- TO DO -
Keep the wording of every entry intact in your copy, and omit the pictures.
· · · ·
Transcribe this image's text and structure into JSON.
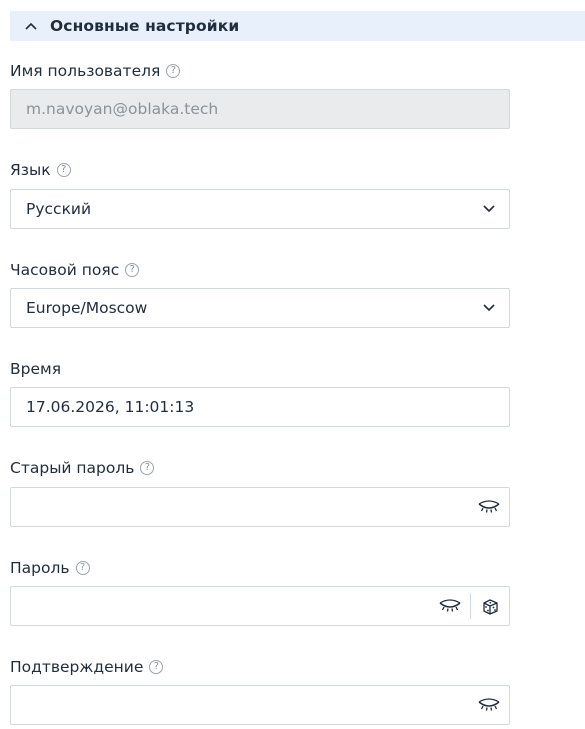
{
  "section": {
    "title": "Основные настройки",
    "expanded": true
  },
  "fields": {
    "username": {
      "label": "Имя пользователя",
      "value": "m.navoyan@oblaka.tech",
      "disabled": true,
      "help": "?"
    },
    "language": {
      "label": "Язык",
      "value": "Русский",
      "help": "?"
    },
    "timezone": {
      "label": "Часовой пояс",
      "value": "Europe/Moscow",
      "help": "?"
    },
    "time": {
      "label": "Время",
      "value": "17.06.2026, 11:01:13"
    },
    "old_password": {
      "label": "Старый пароль",
      "value": "",
      "help": "?"
    },
    "password": {
      "label": "Пароль",
      "value": "",
      "help": "?"
    },
    "confirm": {
      "label": "Подтверждение",
      "value": "",
      "help": "?"
    }
  },
  "icons": {
    "section_toggle": "chevron-up-icon",
    "select_caret": "chevron-down-icon",
    "password_visibility": "eye-closed-icon",
    "password_generate": "dice-icon",
    "help": "question-mark-icon"
  },
  "colors": {
    "section_header_bg": "#e8f0fb",
    "input_border": "#d3d8de",
    "disabled_bg": "#e9ebed",
    "text": "#1f2d3d",
    "muted_text": "#8a929a"
  }
}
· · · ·
- RESPONSE -
Transcribe this image's text and structure into JSON.
{
  "section": {
    "title": "Основные настройки",
    "expanded": true
  },
  "fields": {
    "username": {
      "label": "Имя пользователя",
      "value": "m.navoyan@oblaka.tech",
      "disabled": true,
      "help": "?"
    },
    "language": {
      "label": "Язык",
      "value": "Русский",
      "help": "?"
    },
    "timezone": {
      "label": "Часовой пояс",
      "value": "Europe/Moscow",
      "help": "?"
    },
    "time": {
      "label": "Время",
      "value": "17.06.2026, 11:01:13"
    },
    "old_password": {
      "label": "Старый пароль",
      "value": "",
      "help": "?"
    },
    "password": {
      "label": "Пароль",
      "value": "",
      "help": "?"
    },
    "confirm": {
      "label": "Подтверждение",
      "value": "",
      "help": "?"
    }
  },
  "icons": {
    "section_toggle": "chevron-up-icon",
    "select_caret": "chevron-down-icon",
    "password_visibility": "eye-closed-icon",
    "password_generate": "dice-icon",
    "help": "question-mark-icon"
  },
  "colors": {
    "section_header_bg": "#e8f0fb",
    "input_border": "#d3d8de",
    "disabled_bg": "#e9ebed",
    "text": "#1f2d3d",
    "muted_text": "#8a929a"
  }
}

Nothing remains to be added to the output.